(Interface dataset entries)
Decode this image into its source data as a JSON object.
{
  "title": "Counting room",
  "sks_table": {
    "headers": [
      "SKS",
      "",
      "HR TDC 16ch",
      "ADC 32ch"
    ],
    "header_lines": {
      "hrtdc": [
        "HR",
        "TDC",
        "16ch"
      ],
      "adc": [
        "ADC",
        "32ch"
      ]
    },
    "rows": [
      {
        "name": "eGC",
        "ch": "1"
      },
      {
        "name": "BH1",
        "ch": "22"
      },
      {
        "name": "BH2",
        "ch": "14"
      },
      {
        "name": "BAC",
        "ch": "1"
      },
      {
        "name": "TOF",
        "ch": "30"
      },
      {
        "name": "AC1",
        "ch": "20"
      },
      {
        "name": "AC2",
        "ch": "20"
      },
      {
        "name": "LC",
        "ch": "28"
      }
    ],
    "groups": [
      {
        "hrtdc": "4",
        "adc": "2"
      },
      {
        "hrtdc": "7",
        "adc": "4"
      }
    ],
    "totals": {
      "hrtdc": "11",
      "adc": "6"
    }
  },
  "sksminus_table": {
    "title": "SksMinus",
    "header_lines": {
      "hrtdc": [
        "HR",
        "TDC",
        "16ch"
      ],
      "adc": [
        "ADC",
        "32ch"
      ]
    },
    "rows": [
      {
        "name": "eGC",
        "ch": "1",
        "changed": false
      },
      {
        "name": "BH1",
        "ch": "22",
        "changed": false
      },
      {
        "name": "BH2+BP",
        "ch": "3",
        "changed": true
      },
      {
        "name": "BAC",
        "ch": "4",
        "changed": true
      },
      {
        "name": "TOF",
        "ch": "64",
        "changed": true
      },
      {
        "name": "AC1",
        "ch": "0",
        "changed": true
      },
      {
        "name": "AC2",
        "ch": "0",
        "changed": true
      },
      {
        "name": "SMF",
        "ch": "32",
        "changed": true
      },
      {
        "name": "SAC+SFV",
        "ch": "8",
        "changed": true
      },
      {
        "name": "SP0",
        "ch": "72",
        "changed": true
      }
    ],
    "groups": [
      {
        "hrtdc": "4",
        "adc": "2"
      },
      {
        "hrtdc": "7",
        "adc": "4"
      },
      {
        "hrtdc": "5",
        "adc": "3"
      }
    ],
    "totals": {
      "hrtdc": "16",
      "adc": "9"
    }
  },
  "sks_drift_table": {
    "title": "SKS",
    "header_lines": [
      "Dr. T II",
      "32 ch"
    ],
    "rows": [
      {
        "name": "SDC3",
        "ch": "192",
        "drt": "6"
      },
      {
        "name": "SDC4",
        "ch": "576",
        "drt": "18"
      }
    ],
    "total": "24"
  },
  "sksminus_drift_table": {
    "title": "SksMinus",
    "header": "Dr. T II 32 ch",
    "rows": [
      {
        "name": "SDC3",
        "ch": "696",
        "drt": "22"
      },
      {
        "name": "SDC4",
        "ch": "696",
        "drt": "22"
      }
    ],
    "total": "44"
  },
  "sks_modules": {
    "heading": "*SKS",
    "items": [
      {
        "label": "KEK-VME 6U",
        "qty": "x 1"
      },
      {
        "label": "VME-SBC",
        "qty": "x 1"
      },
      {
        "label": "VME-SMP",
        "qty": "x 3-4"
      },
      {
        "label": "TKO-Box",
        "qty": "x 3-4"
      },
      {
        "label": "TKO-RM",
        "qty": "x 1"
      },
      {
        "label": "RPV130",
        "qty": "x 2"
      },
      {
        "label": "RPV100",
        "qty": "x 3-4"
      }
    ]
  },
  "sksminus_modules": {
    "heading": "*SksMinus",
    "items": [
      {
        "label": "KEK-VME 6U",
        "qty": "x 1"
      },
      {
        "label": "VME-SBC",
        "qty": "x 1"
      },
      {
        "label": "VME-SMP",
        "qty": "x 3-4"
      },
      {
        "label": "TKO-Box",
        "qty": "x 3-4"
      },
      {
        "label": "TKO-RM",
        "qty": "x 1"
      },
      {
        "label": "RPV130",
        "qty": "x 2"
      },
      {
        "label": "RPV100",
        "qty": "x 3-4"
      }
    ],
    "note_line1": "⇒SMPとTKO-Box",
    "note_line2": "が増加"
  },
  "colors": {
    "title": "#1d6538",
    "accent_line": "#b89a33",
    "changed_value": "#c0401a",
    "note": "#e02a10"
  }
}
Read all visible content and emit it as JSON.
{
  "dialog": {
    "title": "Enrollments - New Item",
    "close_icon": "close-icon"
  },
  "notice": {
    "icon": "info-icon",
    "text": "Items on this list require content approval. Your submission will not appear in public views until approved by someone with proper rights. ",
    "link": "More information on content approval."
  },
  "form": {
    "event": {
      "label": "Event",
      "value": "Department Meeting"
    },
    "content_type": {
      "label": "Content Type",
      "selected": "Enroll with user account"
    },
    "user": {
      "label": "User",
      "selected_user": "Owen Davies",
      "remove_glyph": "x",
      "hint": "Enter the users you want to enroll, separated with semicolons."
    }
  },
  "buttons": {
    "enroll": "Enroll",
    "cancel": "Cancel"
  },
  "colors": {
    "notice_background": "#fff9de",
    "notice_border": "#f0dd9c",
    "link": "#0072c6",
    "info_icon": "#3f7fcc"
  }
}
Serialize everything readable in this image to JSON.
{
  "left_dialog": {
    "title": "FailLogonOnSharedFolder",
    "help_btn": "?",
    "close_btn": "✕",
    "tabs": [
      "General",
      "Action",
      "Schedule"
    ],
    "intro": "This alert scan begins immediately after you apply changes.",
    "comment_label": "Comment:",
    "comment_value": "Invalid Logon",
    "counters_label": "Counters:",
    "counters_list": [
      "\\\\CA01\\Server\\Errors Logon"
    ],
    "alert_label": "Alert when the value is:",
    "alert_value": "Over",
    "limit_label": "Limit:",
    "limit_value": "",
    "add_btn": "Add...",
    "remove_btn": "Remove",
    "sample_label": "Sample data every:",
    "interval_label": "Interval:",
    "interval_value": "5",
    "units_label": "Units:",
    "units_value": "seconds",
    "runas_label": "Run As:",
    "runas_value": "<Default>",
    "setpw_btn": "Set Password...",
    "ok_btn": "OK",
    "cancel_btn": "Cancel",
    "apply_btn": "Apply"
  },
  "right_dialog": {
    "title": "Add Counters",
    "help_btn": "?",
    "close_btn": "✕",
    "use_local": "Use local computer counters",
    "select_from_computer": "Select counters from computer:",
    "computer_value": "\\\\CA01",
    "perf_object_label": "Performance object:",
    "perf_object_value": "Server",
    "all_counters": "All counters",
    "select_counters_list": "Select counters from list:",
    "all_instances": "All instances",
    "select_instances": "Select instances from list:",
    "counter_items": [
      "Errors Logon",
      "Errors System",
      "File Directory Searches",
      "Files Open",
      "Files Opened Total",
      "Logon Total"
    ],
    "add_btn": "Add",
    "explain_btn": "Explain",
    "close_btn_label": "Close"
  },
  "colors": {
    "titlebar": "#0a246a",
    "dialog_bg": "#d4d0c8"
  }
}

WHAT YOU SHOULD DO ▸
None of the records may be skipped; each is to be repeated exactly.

RESPONSE TO THIS TASK ▸
Decode this image into its source data as a JSON object.
{
  "title": "Counting room",
  "sks_table": {
    "headers": [
      "SKS",
      "",
      "HR TDC 16ch",
      "ADC 32ch"
    ],
    "header_lines": {
      "hrtdc": [
        "HR",
        "TDC",
        "16ch"
      ],
      "adc": [
        "ADC",
        "32ch"
      ]
    },
    "rows": [
      {
        "name": "eGC",
        "ch": "1"
      },
      {
        "name": "BH1",
        "ch": "22"
      },
      {
        "name": "BH2",
        "ch": "14"
      },
      {
        "name": "BAC",
        "ch": "1"
      },
      {
        "name": "TOF",
        "ch": "30"
      },
      {
        "name": "AC1",
        "ch": "20"
      },
      {
        "name": "AC2",
        "ch": "20"
      },
      {
        "name": "LC",
        "ch": "28"
      }
    ],
    "groups": [
      {
        "hrtdc": "4",
        "adc": "2"
      },
      {
        "hrtdc": "7",
        "adc": "4"
      }
    ],
    "totals": {
      "hrtdc": "11",
      "adc": "6"
    }
  },
  "sksminus_table": {
    "title": "SksMinus",
    "header_lines": {
      "hrtdc": [
        "HR",
        "TDC",
        "16ch"
      ],
      "adc": [
        "ADC",
        "32ch"
      ]
    },
    "rows": [
      {
        "name": "eGC",
        "ch": "1",
        "changed": false
      },
      {
        "name": "BH1",
        "ch": "22",
        "changed": false
      },
      {
        "name": "BH2+BP",
        "ch": "3",
        "changed": true
      },
      {
        "name": "BAC",
        "ch": "4",
        "changed": true
      },
      {
        "name": "TOF",
        "ch": "64",
        "changed": true
      },
      {
        "name": "AC1",
        "ch": "0",
        "changed": true
      },
      {
        "name": "AC2",
        "ch": "0",
        "changed": true
      },
      {
        "name": "SMF",
        "ch": "32",
        "changed": true
      },
      {
        "name": "SAC+SFV",
        "ch": "8",
        "changed": true
      },
      {
        "name": "SP0",
        "ch": "72",
        "changed": true
      }
    ],
    "groups": [
      {
        "hrtdc": "4",
        "adc": "2"
      },
      {
        "hrtdc": "7",
        "adc": "4"
      },
      {
        "hrtdc": "5",
        "adc": "3"
      }
    ],
    "totals": {
      "hrtdc": "16",
      "adc": "9"
    }
  },
  "sks_drift_table": {
    "title": "SKS",
    "header_lines": [
      "Dr. T II",
      "32 ch"
    ],
    "rows": [
      {
        "name": "SDC3",
        "ch": "192",
        "drt": "6"
      },
      {
        "name": "SDC4",
        "ch": "576",
        "drt": "18"
      }
    ],
    "total": "24"
  },
  "sksminus_drift_table": {
    "title": "SksMinus",
    "header": "Dr. T II 32 ch",
    "rows": [
      {
        "name": "SDC3",
        "ch": "696",
        "drt": "22"
      },
      {
        "name": "SDC4",
        "ch": "696",
        "drt": "22"
      }
    ],
    "total": "44"
  },
  "sks_modules": {
    "heading": "*SKS",
    "items": [
      {
        "label": "KEK-VME 6U",
        "qty": "x 1"
      },
      {
        "label": "VME-SBC",
        "qty": "x 1"
      },
      {
        "label": "VME-SMP",
        "qty": "x 3-4"
      },
      {
        "label": "TKO-Box",
        "qty": "x 3-4"
      },
      {
        "label": "TKO-RM",
        "qty": "x 1"
      },
      {
        "label": "RPV130",
        "qty": "x 2"
      },
      {
        "label": "RPV100",
        "qty": "x 3-4"
      }
    ]
  },
  "sksminus_modules": {
    "heading": "*SksMinus",
    "items": [
      {
        "label": "KEK-VME 6U",
        "qty": "x 1"
      },
      {
        "label": "VME-SBC",
        "qty": "x 1"
      },
      {
        "label": "VME-SMP",
        "qty": "x 3-4"
      },
      {
        "label": "TKO-Box",
        "qty": "x 3-4"
      },
      {
        "label": "TKO-RM",
        "qty": "x 1"
      },
      {
        "label": "RPV130",
        "qty": "x 2"
      },
      {
        "label": "RPV100",
        "qty": "x 3-4"
      }
    ],
    "note_line1": "⇒SMPとTKO-Box",
    "note_line2": "が増加"
  },
  "colors": {
    "title": "#1d6538",
    "accent_line": "#b89a33",
    "changed_value": "#c0401a",
    "note": "#e02a10"
  }
}
Read all visible content and emit it as JSON.
{
  "dialog": {
    "title": "Enrollments - New Item",
    "close_icon": "close-icon"
  },
  "notice": {
    "icon": "info-icon",
    "text": "Items on this list require content approval. Your submission will not appear in public views until approved by someone with proper rights. ",
    "link": "More information on content approval."
  },
  "form": {
    "event": {
      "label": "Event",
      "value": "Department Meeting"
    },
    "content_type": {
      "label": "Content Type",
      "selected": "Enroll with user account"
    },
    "user": {
      "label": "User",
      "selected_user": "Owen Davies",
      "remove_glyph": "x",
      "hint": "Enter the users you want to enroll, separated with semicolons."
    }
  },
  "buttons": {
    "enroll": "Enroll",
    "cancel": "Cancel"
  },
  "colors": {
    "notice_background": "#fff9de",
    "notice_border": "#f0dd9c",
    "link": "#0072c6",
    "info_icon": "#3f7fcc"
  }
}
Serialize everything readable in this image to JSON.
{
  "left_dialog": {
    "title": "FailLogonOnSharedFolder",
    "help_btn": "?",
    "close_btn": "✕",
    "tabs": [
      "General",
      "Action",
      "Schedule"
    ],
    "intro": "This alert scan begins immediately after you apply changes.",
    "comment_label": "Comment:",
    "comment_value": "Invalid Logon",
    "counters_label": "Counters:",
    "counters_list": [
      "\\\\CA01\\Server\\Errors Logon"
    ],
    "alert_label": "Alert when the value is:",
    "alert_value": "Over",
    "limit_label": "Limit:",
    "limit_value": "",
    "add_btn": "Add...",
    "remove_btn": "Remove",
    "sample_label": "Sample data every:",
    "interval_label": "Interval:",
    "interval_value": "5",
    "units_label": "Units:",
    "units_value": "seconds",
    "runas_label": "Run As:",
    "runas_value": "<Default>",
    "setpw_btn": "Set Password...",
    "ok_btn": "OK",
    "cancel_btn": "Cancel",
    "apply_btn": "Apply"
  },
  "right_dialog": {
    "title": "Add Counters",
    "help_btn": "?",
    "close_btn": "✕",
    "use_local": "Use local computer counters",
    "select_from_computer": "Select counters from computer:",
    "computer_value": "\\\\CA01",
    "perf_object_label": "Performance object:",
    "perf_object_value": "Server",
    "all_counters": "All counters",
    "select_counters_list": "Select counters from list:",
    "all_instances": "All instances",
    "select_instances": "Select instances from list:",
    "counter_items": [
      "Errors Logon",
      "Errors System",
      "File Directory Searches",
      "Files Open",
      "Files Opened Total",
      "Logon Total"
    ],
    "add_btn": "Add",
    "explain_btn": "Explain",
    "close_btn_label": "Close"
  },
  "colors": {
    "titlebar": "#0a246a",
    "dialog_bg": "#d4d0c8"
  }
}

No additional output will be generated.